Judgment No. HB 96/05
Case No. HCB 173.05
IN THE HIGH COURT OF ZIMBABWE
BULAWAYO 27 JUNE AND 29 SEPTEMBER 2005
R Ndlovufor applicant
Miss B Wozhelefor respondent
Bail pending extradition
CHEDA J: This is an application for bail pending extradition. Applicant is a Zimbabwean citizen and ordinarily resident in Zimbabwe. He was arrested on 11 May 2005 at his homestead in connection with a case of armed robbery and escaping from lawful custody in South Africa.
The National Prosecution Authority in a letter to the Attorney-General, Harare advised the Zimbabwean authorities that applicant is possibly facing one count of robbery and one of escaping from lawful custody. Further, they requested that the Zimbabwean authorities arrest and hold the applicant pending his extradition process.
Mr Ndlovu for applicant submitted that in terms of our law applicant is entitled to his freedom as he is facing allegations which have not yet been proved. This approach is no doubt correct as it is indeed a time honoured principle in bail applications. The presumption of innocence until proven guilty indeed operates in favour of an accused person. This principle operates both during investigation and prosecution of the offender. Therefore, the presumption of innocence continues to apply in
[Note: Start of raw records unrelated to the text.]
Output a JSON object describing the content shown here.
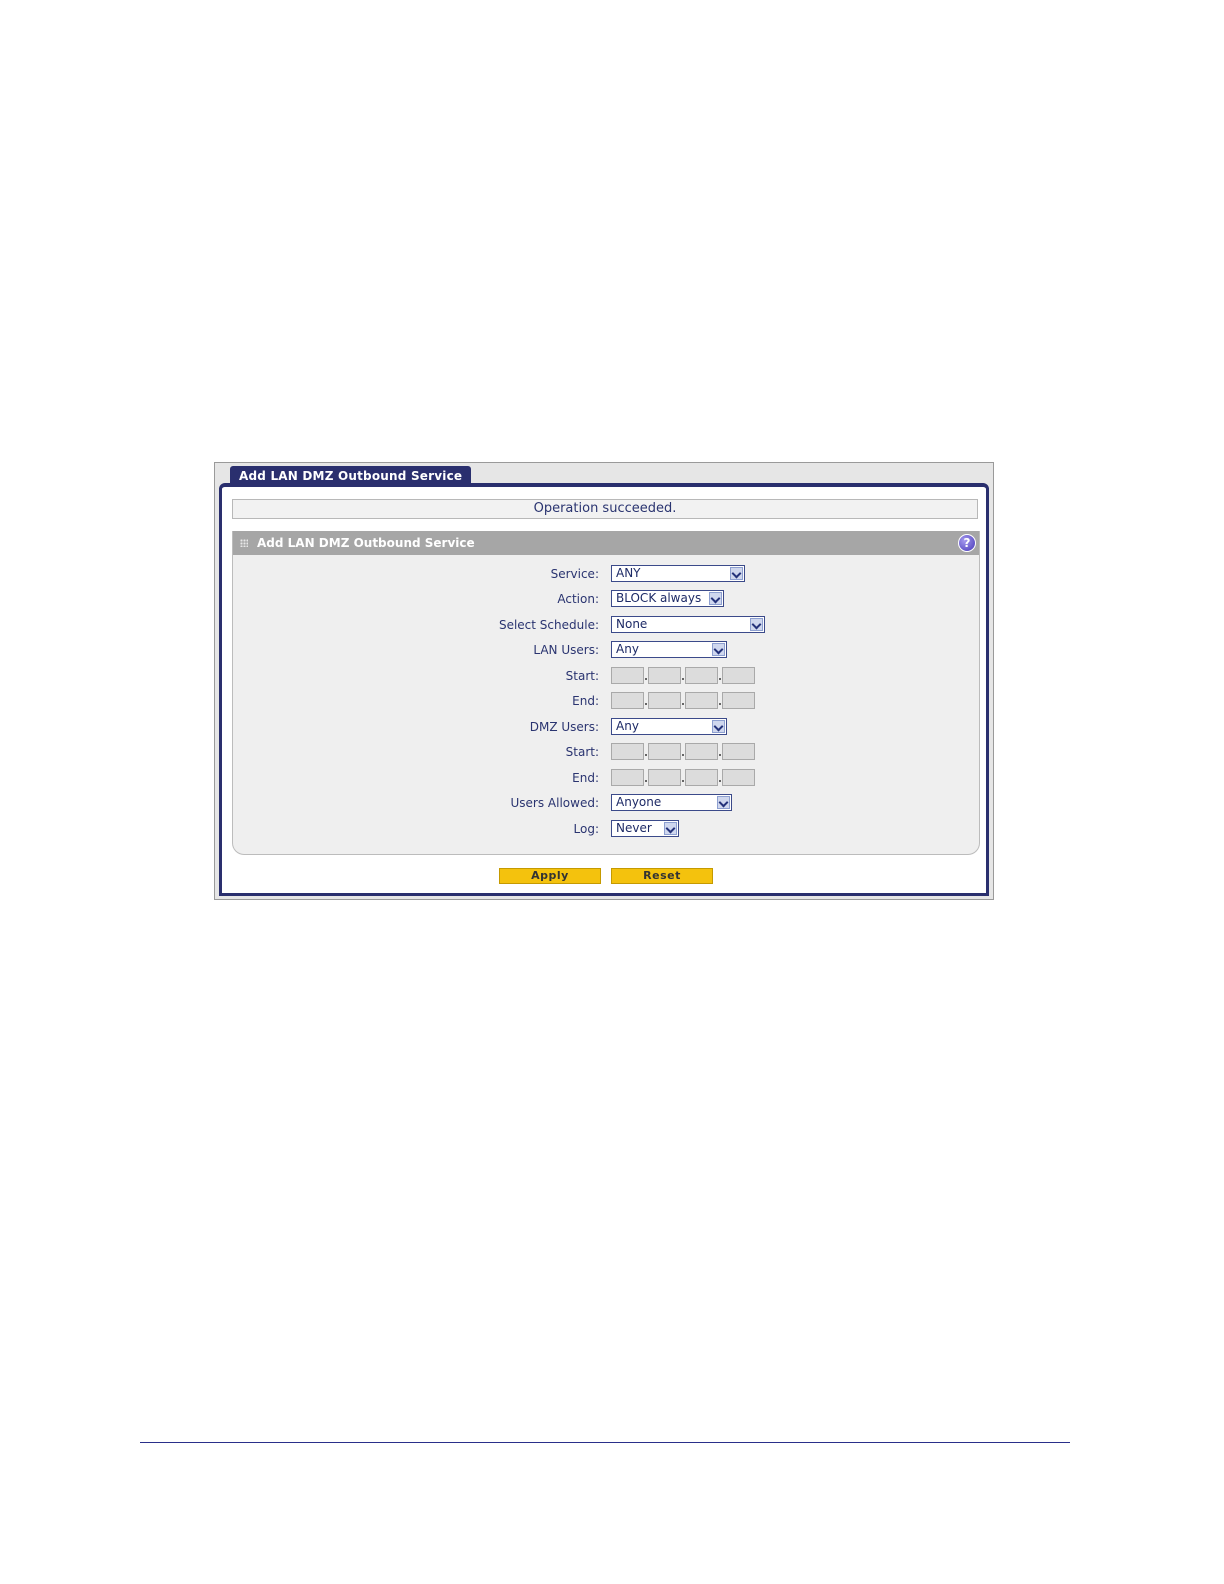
{
  "tab": {
    "label": "Add LAN DMZ Outbound Service"
  },
  "status": {
    "message": "Operation succeeded."
  },
  "panel": {
    "title": "Add LAN DMZ Outbound Service",
    "help": "?"
  },
  "form": {
    "service": {
      "label": "Service:",
      "value": "ANY"
    },
    "action": {
      "label": "Action:",
      "value": "BLOCK always"
    },
    "schedule": {
      "label": "Select Schedule:",
      "value": "None"
    },
    "lan_users": {
      "label": "LAN Users:",
      "value": "Any"
    },
    "lan_start": {
      "label": "Start:"
    },
    "lan_end": {
      "label": "End:"
    },
    "dmz_users": {
      "label": "DMZ Users:",
      "value": "Any"
    },
    "dmz_start": {
      "label": "Start:"
    },
    "dmz_end": {
      "label": "End:"
    },
    "users_allowed": {
      "label": "Users Allowed:",
      "value": "Anyone"
    },
    "log": {
      "label": "Log:",
      "value": "Never"
    }
  },
  "buttons": {
    "apply": "Apply",
    "reset": "Reset"
  },
  "colors": {
    "nav": "#2a2f6e",
    "button": "#f4c20d",
    "panel_header": "#a6a6a6"
  }
}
favour of the suspect until his guilt has been established by due process of the law. This, therefore, implies that the accused has a right to liberty which is his fundamental right.
As a general rule these courts will not easily depart from this principle. It should however, be understood that the legal process should be allowed to grind to a smooth halt and this can be achieved by ensuring that those who are facing allegations of wrong doing should be allowed to have their day in court. The proper administration of justice should not be frustrated by suspects who when granted bail fail to stand trial. This approach was clearly stated in S v Fourier 1973(1) SA 100 at 101G-H where MILLERJ stated;
“It is a fundamental requirement of the proper administration of justice that accused person stands trial and if there is any cognisable indication that he will not stand trial if released from custody the court will serve the needs of justice by refusing to grant bail, even at
the expense of the liberty of the accused person and despite the presumption of innocence.”
Applicant awaits extradition to the Republic of South Africa where the alleged offences where committed. He submitted through his legal practitioner that he will abide by bail conditions and will not abscond as he has no travel documents. It is not uncommon for people to travel to and from Zimbabwe to neighbouring countries without proper travel documents. Therefore the fact that one has no passport and/or travel document is not an assurance that he will not abscond to a country where he will be inaccessible.
Indeed, there is an Extradition Treaty signed by Zimbabwe and the Republic of South African Governments to cater for situations as the present one. This treaty serves to ensure that a suspect is arrested by both countries in the event of the suspect running back to his country after committing offences in foreign countries. In fact the extradition process is the only lawful method which can ensure that where someone is wanted for a crime allegedly committed in a foreign country and has absconded to another state is returned to that country in order for him to appear before the courts.
These courts have both the power to extradite such persons and to admit them to bail. But such power must be exercised with extreme care and caution. The reason being that, applicant’s interest and constitutional right must be balanced against the interests of a foreign state who only
has an allegation against him bearing in mind the presumption of innocence until proven guilty which operates in his favour throughout.
Against this principle, there is a positive identification by a photograph and finger prints of applicant in South Africa where he is known as Thulani Khumalo. The correctness or otherwise of this identification is to be verified in South Africa. Once applicant is released from custody he is unlikely to avail himself at the trial or at any other preparatory examination. If this occurs it will no doubt frustrate the proper administration of justice.
For the above reason, this application is dismissed.
James, Moyo-Majwabu & Nyoni applicants’ legal practitioners
Criminal Division of the Attorney-General’s Office,respondent’s legal practitioners